SUPPLIED MATERIAL:
※ ※ ※

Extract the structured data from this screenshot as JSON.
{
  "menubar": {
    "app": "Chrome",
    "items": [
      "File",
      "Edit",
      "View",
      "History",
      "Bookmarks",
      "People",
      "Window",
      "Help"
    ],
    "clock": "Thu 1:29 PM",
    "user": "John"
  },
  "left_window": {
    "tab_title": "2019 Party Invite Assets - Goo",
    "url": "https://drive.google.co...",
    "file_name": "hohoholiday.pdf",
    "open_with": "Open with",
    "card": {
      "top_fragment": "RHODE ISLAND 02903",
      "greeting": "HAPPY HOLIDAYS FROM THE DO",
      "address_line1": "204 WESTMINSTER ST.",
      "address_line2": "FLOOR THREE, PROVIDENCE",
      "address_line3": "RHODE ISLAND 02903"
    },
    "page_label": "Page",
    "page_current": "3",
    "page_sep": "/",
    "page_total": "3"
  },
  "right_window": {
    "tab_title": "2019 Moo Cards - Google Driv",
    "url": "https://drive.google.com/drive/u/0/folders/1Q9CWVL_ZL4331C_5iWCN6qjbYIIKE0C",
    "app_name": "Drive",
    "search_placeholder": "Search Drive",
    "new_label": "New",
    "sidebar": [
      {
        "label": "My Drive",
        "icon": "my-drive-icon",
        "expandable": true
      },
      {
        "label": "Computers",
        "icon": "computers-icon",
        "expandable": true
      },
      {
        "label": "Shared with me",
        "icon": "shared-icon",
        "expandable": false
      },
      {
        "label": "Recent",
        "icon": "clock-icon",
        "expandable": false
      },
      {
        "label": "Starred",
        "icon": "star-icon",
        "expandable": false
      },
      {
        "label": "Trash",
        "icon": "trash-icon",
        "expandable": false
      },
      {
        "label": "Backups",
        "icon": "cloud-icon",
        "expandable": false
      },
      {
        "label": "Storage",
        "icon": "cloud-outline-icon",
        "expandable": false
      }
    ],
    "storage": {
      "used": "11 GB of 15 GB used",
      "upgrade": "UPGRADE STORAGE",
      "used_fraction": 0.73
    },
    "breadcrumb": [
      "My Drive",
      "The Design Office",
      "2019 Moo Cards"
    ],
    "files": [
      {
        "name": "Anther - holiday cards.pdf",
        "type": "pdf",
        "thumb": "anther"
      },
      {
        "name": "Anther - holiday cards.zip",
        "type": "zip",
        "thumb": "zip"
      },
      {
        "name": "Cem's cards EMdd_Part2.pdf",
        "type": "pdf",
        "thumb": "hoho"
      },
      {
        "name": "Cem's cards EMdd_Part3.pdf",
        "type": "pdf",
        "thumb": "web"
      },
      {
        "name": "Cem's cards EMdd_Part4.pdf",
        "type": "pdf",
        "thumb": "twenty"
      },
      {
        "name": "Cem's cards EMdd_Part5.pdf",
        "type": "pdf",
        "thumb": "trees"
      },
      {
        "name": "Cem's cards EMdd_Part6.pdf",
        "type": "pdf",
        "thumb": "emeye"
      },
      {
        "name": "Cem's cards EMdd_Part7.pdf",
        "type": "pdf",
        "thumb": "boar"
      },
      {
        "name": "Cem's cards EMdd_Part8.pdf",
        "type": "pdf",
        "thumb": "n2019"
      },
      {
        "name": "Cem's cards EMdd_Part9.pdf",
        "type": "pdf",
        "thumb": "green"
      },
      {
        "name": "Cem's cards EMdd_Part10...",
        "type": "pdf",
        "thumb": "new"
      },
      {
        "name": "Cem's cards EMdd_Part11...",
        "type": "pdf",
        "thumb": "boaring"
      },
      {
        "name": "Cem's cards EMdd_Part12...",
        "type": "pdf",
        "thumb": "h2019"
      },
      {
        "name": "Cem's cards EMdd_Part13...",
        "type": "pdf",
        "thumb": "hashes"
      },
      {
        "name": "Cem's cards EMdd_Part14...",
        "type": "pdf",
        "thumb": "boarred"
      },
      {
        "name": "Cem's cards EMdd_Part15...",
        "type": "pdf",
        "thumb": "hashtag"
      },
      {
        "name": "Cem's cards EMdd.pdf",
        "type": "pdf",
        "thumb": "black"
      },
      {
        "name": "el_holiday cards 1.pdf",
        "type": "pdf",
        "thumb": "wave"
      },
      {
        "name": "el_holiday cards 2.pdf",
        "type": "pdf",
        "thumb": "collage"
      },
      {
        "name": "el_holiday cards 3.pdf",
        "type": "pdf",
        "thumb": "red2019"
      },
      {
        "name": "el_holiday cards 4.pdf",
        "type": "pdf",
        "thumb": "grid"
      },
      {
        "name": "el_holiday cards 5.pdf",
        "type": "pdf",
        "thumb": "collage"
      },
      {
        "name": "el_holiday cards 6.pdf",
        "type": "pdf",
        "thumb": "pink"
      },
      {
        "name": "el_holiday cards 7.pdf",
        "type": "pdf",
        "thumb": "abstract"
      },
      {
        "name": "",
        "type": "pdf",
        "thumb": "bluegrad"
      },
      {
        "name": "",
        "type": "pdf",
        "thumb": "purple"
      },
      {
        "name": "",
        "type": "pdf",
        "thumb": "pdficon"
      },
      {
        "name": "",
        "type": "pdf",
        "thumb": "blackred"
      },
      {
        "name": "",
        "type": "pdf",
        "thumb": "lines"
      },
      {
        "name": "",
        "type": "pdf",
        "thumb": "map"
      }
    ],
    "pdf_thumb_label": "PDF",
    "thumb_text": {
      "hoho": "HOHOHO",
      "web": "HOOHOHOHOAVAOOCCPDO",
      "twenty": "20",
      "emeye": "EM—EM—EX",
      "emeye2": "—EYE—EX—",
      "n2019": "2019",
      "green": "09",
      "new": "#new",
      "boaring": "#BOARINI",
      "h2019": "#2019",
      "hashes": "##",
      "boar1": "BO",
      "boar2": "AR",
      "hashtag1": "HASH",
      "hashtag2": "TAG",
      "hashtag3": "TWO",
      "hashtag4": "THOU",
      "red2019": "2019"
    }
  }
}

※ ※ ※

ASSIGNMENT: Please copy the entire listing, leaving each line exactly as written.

FINISHED TASK:
Extract the structured data from this screenshot as JSON.
{
  "menubar": {
    "app": "Chrome",
    "items": [
      "File",
      "Edit",
      "View",
      "History",
      "Bookmarks",
      "People",
      "Window",
      "Help"
    ],
    "clock": "Thu 1:29 PM",
    "user": "John"
  },
  "left_window": {
    "tab_title": "2019 Party Invite Assets - Goo",
    "url": "https://drive.google.co...",
    "file_name": "hohoholiday.pdf",
    "open_with": "Open with",
    "card": {
      "top_fragment": "RHODE ISLAND 02903",
      "greeting": "HAPPY HOLIDAYS FROM THE DO",
      "address_line1": "204 WESTMINSTER ST.",
      "address_line2": "FLOOR THREE, PROVIDENCE",
      "address_line3": "RHODE ISLAND 02903"
    },
    "page_label": "Page",
    "page_current": "3",
    "page_sep": "/",
    "page_total": "3"
  },
  "right_window": {
    "tab_title": "2019 Moo Cards - Google Driv",
    "url": "https://drive.google.com/drive/u/0/folders/1Q9CWVL_ZL4331C_5iWCN6qjbYIIKE0C",
    "app_name": "Drive",
    "search_placeholder": "Search Drive",
    "new_label": "New",
    "sidebar": [
      {
        "label": "My Drive",
        "icon": "my-drive-icon",
        "expandable": true
      },
      {
        "label": "Computers",
        "icon": "computers-icon",
        "expandable": true
      },
      {
        "label": "Shared with me",
        "icon": "shared-icon",
        "expandable": false
      },
      {
        "label": "Recent",
        "icon": "clock-icon",
        "expandable": false
      },
      {
        "label": "Starred",
        "icon": "star-icon",
        "expandable": false
      },
      {
        "label": "Trash",
        "icon": "trash-icon",
        "expandable": false
      },
      {
        "label": "Backups",
        "icon": "cloud-icon",
        "expandable": false
      },
      {
        "label": "Storage",
        "icon": "cloud-outline-icon",
        "expandable": false
      }
    ],
    "storage": {
      "used": "11 GB of 15 GB used",
      "upgrade": "UPGRADE STORAGE",
      "used_fraction": 0.73
    },
    "breadcrumb": [
      "My Drive",
      "The Design Office",
      "2019 Moo Cards"
    ],
    "files": [
      {
        "name": "Anther - holiday cards.pdf",
        "type": "pdf",
        "thumb": "anther"
      },
      {
        "name": "Anther - holiday cards.zip",
        "type": "zip",
        "thumb": "zip"
      },
      {
        "name": "Cem's cards EMdd_Part2.pdf",
        "type": "pdf",
        "thumb": "hoho"
      },
      {
        "name": "Cem's cards EMdd_Part3.pdf",
        "type": "pdf",
        "thumb": "web"
      },
      {
        "name": "Cem's cards EMdd_Part4.pdf",
        "type": "pdf",
        "thumb": "twenty"
      },
      {
        "name": "Cem's cards EMdd_Part5.pdf",
        "type": "pdf",
        "thumb": "trees"
      },
      {
        "name": "Cem's cards EMdd_Part6.pdf",
        "type": "pdf",
        "thumb": "emeye"
      },
      {
        "name": "Cem's cards EMdd_Part7.pdf",
        "type": "pdf",
        "thumb": "boar"
      },
      {
        "name": "Cem's cards EMdd_Part8.pdf",
        "type": "pdf",
        "thumb": "n2019"
      },
      {
        "name": "Cem's cards EMdd_Part9.pdf",
        "type": "pdf",
        "thumb": "green"
      },
      {
        "name": "Cem's cards EMdd_Part10...",
        "type": "pdf",
        "thumb": "new"
      },
      {
        "name": "Cem's cards EMdd_Part11...",
        "type": "pdf",
        "thumb": "boaring"
      },
      {
        "name": "Cem's cards EMdd_Part12...",
        "type": "pdf",
        "thumb": "h2019"
      },
      {
        "name": "Cem's cards EMdd_Part13...",
        "type": "pdf",
        "thumb": "hashes"
      },
      {
        "name": "Cem's cards EMdd_Part14...",
        "type": "pdf",
        "thumb": "boarred"
      },
      {
        "name": "Cem's cards EMdd_Part15...",
        "type": "pdf",
        "thumb": "hashtag"
      },
      {
        "name": "Cem's cards EMdd.pdf",
        "type": "pdf",
        "thumb": "black"
      },
      {
        "name": "el_holiday cards 1.pdf",
        "type": "pdf",
        "thumb": "wave"
      },
      {
        "name": "el_holiday cards 2.pdf",
        "type": "pdf",
        "thumb": "collage"
      },
      {
        "name": "el_holiday cards 3.pdf",
        "type": "pdf",
        "thumb": "red2019"
      },
      {
        "name": "el_holiday cards 4.pdf",
        "type": "pdf",
        "thumb": "grid"
      },
      {
        "name": "el_holiday cards 5.pdf",
        "type": "pdf",
        "thumb": "collage"
      },
      {
        "name": "el_holiday cards 6.pdf",
        "type": "pdf",
        "thumb": "pink"
      },
      {
        "name": "el_holiday cards 7.pdf",
        "type": "pdf",
        "thumb": "abstract"
      },
      {
        "name": "",
        "type": "pdf",
        "thumb": "bluegrad"
      },
      {
        "name": "",
        "type": "pdf",
        "thumb": "purple"
      },
      {
        "name": "",
        "type": "pdf",
        "thumb": "pdficon"
      },
      {
        "name": "",
        "type": "pdf",
        "thumb": "blackred"
      },
      {
        "name": "",
        "type": "pdf",
        "thumb": "lines"
      },
      {
        "name": "",
        "type": "pdf",
        "thumb": "map"
      }
    ],
    "pdf_thumb_label": "PDF",
    "thumb_text": {
      "hoho": "HOHOHO",
      "web": "HOOHOHOHOAVAOOCCPDO",
      "twenty": "20",
      "emeye": "EM—EM—EX",
      "emeye2": "—EYE—EX—",
      "n2019": "2019",
      "green": "09",
      "new": "#new",
      "boaring": "#BOARINI",
      "h2019": "#2019",
      "hashes": "##",
      "boar1": "BO",
      "boar2": "AR",
      "hashtag1": "HASH",
      "hashtag2": "TAG",
      "hashtag3": "TWO",
      "hashtag4": "THOU",
      "red2019": "2019"
    }
  }
}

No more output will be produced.